Moving on....the fact that the term "float" doesn't appear in textbooks does not mean that the movement is a made up one.  For instance, if I say that the movement of the radius around the ulna (bones in the forearm) when we do a push-up is called.........let's say.......the "jablonski motion" (named after a kid I knew in high school -- and one of the nicest people you'll ever meet too) you would be correct in saying that I did in fact just make that term up -- cuz I did.  But it doesn't actually negate the fact that there is this motion happening.  That's the great thing about facts (and therefore science) -- it doesn't matter if you don't believe IT's happening....IT doesn't care, and IT will continue to happen whether you like IT or not.

So FLOAT, right?  It doesn't exist?

Actually it's just a name they have given to a motion that can comprise hip adduction/abduction, tibial rotation, midfoot pronation/supination, ankle inversion/eversion, and a few others that are even more complex (like the movement about the transverse arch in the forefoot -- there 's more than one arch in the foot believe it or not).  So despite the fact that the word "float" is merely a simplification to refer to the action your foot and lower leg move through when you pedal doesn't mean the motion doesn't exist.

Lastly. let me address this false idea that clipless pedals are, by their nature "non-functional" and a "crutch" and that they therefore create mechanical strain about the knee and injury.  Actually if you believe that you shouldn't have the float of clipless pedals you are negating the very real world reasons clipless pedal manufacturers incorporated float into their pedals:  Back when all racers used toe straps ( a precursor to toe-clips) the most competitive were looking for more aggressive ways to secure their feet to their pedals.  Some drilled their shoes into the pedals, strapped them, taped them, anything to get a more secure fit so they could push/pull or fore/aft their pedal stroke to eek out more watts.  The problem was the fewer degrees of movement they allowed themselves (i.e. the more restrictive their fixation technique) the more likely they were to experience knee pain or other biomechanical stresses.

 Hence, clipless pedal manufacturers built in a little float to relieve the strain on the joints above the feet, but specifically the knee.  Speedplay went the farthest by allowing the most free ranging float -- it almost feels like your heels are on ice, they can slide all over the place, which is fine for some, but, I think, goes too far and can create problems for other riders.

So, again, be very careful about what you read, there are a lot of "just enough knowledge" people out there (as in "just enough knowledge to be dangerous").  Figure out what works for you.  If that means you're more comfortable with flat pedals, then go for it.

Happy riding.


  1. Nicely written, whats float?

  2. What a great rant! I enjoyed this a lot.

    By the way, I was always under the (apparently mistaken) impression that float was ankle eversion/inversion.
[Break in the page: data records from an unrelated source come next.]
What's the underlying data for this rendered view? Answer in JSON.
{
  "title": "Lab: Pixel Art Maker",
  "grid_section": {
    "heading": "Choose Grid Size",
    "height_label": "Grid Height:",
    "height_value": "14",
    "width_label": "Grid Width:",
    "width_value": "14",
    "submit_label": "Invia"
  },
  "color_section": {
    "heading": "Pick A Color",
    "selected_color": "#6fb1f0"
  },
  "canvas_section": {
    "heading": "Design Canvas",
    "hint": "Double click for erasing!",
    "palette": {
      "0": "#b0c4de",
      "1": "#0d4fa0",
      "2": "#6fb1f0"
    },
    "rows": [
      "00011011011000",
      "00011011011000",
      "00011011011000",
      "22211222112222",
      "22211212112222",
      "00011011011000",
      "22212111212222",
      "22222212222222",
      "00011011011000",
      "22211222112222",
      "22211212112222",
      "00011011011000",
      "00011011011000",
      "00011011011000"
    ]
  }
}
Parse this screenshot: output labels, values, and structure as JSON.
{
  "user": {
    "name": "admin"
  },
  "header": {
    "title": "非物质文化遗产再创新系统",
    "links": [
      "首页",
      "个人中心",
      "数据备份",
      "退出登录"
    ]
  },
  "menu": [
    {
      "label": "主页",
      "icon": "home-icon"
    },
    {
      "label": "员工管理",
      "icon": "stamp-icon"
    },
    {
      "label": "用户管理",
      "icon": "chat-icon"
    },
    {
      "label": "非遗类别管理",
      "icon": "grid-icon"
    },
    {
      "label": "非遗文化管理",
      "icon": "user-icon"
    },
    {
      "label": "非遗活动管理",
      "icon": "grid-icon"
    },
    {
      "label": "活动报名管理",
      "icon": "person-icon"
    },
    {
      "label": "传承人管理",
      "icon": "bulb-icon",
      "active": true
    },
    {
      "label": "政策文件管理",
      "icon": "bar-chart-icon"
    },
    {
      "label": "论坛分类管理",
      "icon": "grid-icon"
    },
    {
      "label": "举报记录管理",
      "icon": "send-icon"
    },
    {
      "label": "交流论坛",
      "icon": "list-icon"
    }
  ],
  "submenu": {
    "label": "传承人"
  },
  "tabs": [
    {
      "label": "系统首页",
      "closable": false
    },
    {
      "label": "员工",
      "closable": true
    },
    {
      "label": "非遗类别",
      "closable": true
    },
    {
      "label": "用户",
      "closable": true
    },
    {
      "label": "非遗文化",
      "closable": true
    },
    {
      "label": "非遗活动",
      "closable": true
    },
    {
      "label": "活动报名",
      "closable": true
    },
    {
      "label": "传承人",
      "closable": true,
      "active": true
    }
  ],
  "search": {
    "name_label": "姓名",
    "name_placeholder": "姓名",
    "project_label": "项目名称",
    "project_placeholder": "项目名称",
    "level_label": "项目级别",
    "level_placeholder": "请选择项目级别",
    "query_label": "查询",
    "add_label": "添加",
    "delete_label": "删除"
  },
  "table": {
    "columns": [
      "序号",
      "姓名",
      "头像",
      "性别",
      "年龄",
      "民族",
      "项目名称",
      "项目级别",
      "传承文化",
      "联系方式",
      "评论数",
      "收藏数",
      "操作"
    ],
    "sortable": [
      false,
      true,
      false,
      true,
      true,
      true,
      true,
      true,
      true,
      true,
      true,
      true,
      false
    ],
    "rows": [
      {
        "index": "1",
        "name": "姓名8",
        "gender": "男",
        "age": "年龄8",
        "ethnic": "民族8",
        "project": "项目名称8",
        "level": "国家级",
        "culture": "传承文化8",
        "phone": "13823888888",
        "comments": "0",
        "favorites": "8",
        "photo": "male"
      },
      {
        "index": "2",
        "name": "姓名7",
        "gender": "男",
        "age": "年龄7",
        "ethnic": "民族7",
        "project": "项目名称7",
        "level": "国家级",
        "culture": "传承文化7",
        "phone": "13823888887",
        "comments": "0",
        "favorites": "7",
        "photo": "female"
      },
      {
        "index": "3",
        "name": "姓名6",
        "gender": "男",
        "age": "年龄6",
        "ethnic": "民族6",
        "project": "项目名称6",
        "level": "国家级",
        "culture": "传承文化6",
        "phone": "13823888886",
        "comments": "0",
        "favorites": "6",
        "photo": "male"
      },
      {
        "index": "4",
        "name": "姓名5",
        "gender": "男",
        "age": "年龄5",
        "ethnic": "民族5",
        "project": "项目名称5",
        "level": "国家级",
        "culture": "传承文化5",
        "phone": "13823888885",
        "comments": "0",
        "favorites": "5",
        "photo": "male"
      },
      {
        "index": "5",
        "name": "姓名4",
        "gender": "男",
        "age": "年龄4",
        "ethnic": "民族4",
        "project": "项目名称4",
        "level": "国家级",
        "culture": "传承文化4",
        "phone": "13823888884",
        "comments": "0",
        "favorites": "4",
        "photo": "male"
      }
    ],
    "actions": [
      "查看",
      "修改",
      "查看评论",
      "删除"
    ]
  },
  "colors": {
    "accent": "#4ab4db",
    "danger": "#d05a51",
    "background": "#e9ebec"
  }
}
In other words, rotation of the shoe sole around an axis pointing forward and back, basically drawn between the middle toe and heel.

    Is there a name for that movement in modern pedal lingo? Have you noticed differences that, uhh, make a difference for people?

    -Alex Ragus (can't figure out your commenting login system)